Last weekend I had the privilege to attend the National Christian Community Development Association Convention. I was excited to see booths and representatives from Calvin College, Calvin Theological Seminary, and World Renew right here in Raleigh. It was nice to feel less of a Christian Reformed Island, even if it was just for a weekend.
On Friday morning of the conference, I parked about a 15-minute walk away from the conference center. I was told me about a place I could park for free. I figured a 15-minute walk was worth saving $10 for parking. Friday came and went, ending with dynamic Pentecostal worship and preaching- all with a Latino influence. It was awesome!
The walk back to the car was prayerful with the adrenalin of Latino-led worship still pumping in my blood. But when I got to my parking spot at 10:00 Friday night, there was no car. My green Corolla was gone! Now, I’ll be honest, the first thing I thought was, “How much will insurance give me to buy a new car? It would be nice not putting my life into my own hands every time I try merging on Highway 1.” But of course, the reality of this bad situation hit. I found a sign nearby stating cars would be towed if parked there. So as per the sign’s instructions, I called Ace Towing. Sure enough, the Corolla sat in their car jail.
The injustice! Or to quote Gordon from Thomas the Train, “Oh, the indignity!” I came up with excuses: “What’s the big deal parking in that spot, it’s a useless spot?! Nothing else is happening there.” Rather than get a taxi and be out even more money, I ended up walking 2 miles through downtown with Harley-Davidson’s flying everywhere. Two other conventions covered downtown that weekend: the

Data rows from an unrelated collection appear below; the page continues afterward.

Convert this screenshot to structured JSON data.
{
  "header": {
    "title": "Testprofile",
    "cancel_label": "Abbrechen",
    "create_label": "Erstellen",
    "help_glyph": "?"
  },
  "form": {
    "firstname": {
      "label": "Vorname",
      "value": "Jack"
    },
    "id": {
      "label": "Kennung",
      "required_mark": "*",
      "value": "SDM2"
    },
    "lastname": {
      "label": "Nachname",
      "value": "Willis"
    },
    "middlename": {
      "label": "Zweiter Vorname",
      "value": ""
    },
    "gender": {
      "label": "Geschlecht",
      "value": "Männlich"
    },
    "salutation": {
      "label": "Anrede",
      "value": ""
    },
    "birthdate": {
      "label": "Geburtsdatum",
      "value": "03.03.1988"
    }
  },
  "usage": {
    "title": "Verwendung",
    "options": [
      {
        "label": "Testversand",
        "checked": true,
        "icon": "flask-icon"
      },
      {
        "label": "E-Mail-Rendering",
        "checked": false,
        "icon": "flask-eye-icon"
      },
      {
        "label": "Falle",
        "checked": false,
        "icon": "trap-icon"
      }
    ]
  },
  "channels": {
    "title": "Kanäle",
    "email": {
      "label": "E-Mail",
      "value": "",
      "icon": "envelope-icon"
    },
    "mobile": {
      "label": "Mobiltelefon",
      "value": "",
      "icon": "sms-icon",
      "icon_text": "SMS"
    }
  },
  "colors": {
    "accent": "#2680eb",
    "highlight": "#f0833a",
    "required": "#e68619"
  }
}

Capital City Bike Fest and the Raleigh Tattoo Festival. I walked south to the unlit part of Blount Street near I-40. As I walked, I had time to reflect. “One thing’s for sure,” I thought, “I’m getting a sermon illustration out of this somehow.” But as I think some more, parts of me felt ashamed that I would even care about having to fork over $100 to get my car back. My car being towed was my fault, the sign was there. My car being in car jail was justice at work.
My anger about the situation ended up shaming me because of the types of things I learned at the CCDA Conference. See, the CCDA Conference is all about how to develop broken communities as Christians. We learned about justice, mercy, hope, and sacrifice. We heard story after story of true, real, and life-altering injustices. Simply put, this world is filled with broken stories of injustice.
My own hypocrisy hit me between the eyes. I got more angry about loosing $100 than hearing about a local stat I heard about the number of homeless people camping in forests nearby in Cary. Why is that? I think it’s because the $100 I forked over to release my car is personal. The $100 is coming out of
my wallet to get my own car back. But being a member of God’s Kingdom is supposed to be personal too. Jesus’ ministry shows us stories of healing, feeding, and visiting the oppressed, outcast, and vulnerable face-to-face. He showed us a Kingdom that is not some cerebral spiritual entity that exists outside of real time and real space. No, the counter-cultural Kingdom is personal. It’s so personal, God became flesh to make it so.
Is the Kingdom personal for you? If so, thanks be to God, because you are making the Kingdom tangibly personal. If not, then what is it that you need to deny, give up, or die to that will free you to make the Kingdom personal. For some of you, it may require you to enter into new relationships with people in this world. For others, it may require you to give up your own life as you know it today in order to know Jesus... personally.